What this task involves
For the records below, tally the lines that contain "value" and give only that number.

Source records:

^^^^

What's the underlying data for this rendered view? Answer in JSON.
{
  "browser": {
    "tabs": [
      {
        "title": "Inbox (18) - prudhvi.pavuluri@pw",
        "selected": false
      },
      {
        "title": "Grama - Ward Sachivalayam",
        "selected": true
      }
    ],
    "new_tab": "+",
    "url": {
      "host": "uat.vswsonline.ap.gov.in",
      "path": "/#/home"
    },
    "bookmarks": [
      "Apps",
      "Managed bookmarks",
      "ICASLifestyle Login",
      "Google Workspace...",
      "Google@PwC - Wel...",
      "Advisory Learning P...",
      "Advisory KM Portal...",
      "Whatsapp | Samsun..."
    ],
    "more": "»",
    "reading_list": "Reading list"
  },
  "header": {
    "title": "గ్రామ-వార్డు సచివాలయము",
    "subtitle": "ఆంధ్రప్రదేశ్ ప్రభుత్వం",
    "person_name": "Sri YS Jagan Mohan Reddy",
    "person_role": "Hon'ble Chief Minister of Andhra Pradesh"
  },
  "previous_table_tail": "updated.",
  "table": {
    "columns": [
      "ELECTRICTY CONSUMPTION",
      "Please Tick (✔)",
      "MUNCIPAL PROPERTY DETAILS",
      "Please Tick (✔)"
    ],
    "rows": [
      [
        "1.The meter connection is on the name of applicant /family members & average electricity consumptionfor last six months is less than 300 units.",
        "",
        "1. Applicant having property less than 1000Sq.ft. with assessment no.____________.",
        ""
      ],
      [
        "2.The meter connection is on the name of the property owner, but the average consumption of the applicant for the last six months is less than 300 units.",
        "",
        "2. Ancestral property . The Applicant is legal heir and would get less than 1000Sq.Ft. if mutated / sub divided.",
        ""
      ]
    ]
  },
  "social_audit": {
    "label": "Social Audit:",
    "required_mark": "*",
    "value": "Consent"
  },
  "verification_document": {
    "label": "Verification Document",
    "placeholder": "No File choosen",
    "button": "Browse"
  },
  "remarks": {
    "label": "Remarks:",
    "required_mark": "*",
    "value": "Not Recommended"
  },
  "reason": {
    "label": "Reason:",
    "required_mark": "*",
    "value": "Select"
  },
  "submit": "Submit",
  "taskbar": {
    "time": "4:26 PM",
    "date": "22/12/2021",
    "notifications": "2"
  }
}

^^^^

Answer below
3